Guest post by The Rebel
Many Celtic fans unfortunate enough to happen across a parade of the peepils of illness, especially during the marching season, have commented on religious, racial and sectarian vitriol directed at them based on the perception of their religious orientation due to the football top they may have been wearing, ie, the green & white hoops. ‘Ya Fenian bastard’ being a particularly used term.
In my opinion the victims of this abuse and harassment be it verbal or physical, should immediately demand legal intervention (arrest &detention) of the perpetrators no matter how large or small the congregation.
Abuse directed at them under the watchful eye of Strathclydes finest, police officers who chaperon such marching throngs as allowed, ‘kettle-less’ it has to be said, under long standing laws of procession seem in the main to pass off without so much as a stern word or swift removal of said verbalists from said officers, as should be the case under section 74 of the criminal justice (Scotland) act 2003. Offences aggravated by religious prejudice.
Perhaps if you do not bring it to their attention, they may not hear it.
Point it out ( contravention of section 74 criminal justice Scotland act 2003 )
Offences aggravated by religious prejudice.
Such abuse is not uncommon in everyday life marching season or otherwise and all such abuse should immediately be brought to the attention of officers present, reported, and the expectation should be of the arrest, removal and detention of the perpetrator until justice is served.
Failure of any officer to take such action would be in contravention of section 74 criminal justice Scotland act 2003 and would represent a miscarriage of natural justice and a failure to serve and protect you the citizen. In which case the officers name/number and division should be requested for complaint or further action, should that fail, to the courts of human rights and/or civil liberties.
I would urge all victims to make instant complaint and insist on that action regardless of occasion or number of abusers, and to do so as often as is necessary.
Any abuse religious, racial or sectarian, should be reported under the above act and never accepted as normal, taken for granted or simply laughed off.

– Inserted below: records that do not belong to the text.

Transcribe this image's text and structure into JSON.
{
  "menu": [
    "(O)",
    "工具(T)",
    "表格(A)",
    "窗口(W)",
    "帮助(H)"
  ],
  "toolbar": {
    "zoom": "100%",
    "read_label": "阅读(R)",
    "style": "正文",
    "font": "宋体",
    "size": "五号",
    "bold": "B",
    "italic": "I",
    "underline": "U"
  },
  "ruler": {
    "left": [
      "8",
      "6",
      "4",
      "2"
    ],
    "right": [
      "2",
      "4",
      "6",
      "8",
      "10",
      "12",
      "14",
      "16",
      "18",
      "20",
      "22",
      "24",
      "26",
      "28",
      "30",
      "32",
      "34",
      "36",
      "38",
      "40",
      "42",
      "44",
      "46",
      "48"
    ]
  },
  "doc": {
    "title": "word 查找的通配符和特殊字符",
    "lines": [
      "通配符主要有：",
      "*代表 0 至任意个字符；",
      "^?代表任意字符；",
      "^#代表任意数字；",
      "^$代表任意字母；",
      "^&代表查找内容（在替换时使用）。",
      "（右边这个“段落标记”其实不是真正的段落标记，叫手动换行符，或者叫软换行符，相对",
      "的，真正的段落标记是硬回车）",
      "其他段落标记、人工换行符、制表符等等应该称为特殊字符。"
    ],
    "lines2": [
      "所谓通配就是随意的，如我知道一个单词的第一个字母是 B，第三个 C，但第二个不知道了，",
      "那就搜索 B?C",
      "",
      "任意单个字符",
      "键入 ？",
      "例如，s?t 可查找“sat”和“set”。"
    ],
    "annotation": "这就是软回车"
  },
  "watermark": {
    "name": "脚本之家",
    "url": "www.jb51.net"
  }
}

Make officers act by demanding the laws in place provided for your protection and right to expect civility and decency on our streets is not in itself abused by ignorance.
Whether you be walking down the high street or passing an ill man’s parade should make no difference, the law should be observed and acted upon, demand that that is so.
Only by complaint every-time of
occurrence by victims demanding their legal right to protection against such abuse, might these offensive behaviours be challenged until they are completely halted in Scotland.
Use the laws and the officials placed in position for that reason.
Failure to protect and serve you, the citizen, from such abuse can be recorded and reported to a higher court even out with the Scottish boundary and should indeed be pursued.
There are human rights laws in European convention that Scottish law is answerable to use them in the event that your protector fails to protect you and your rights.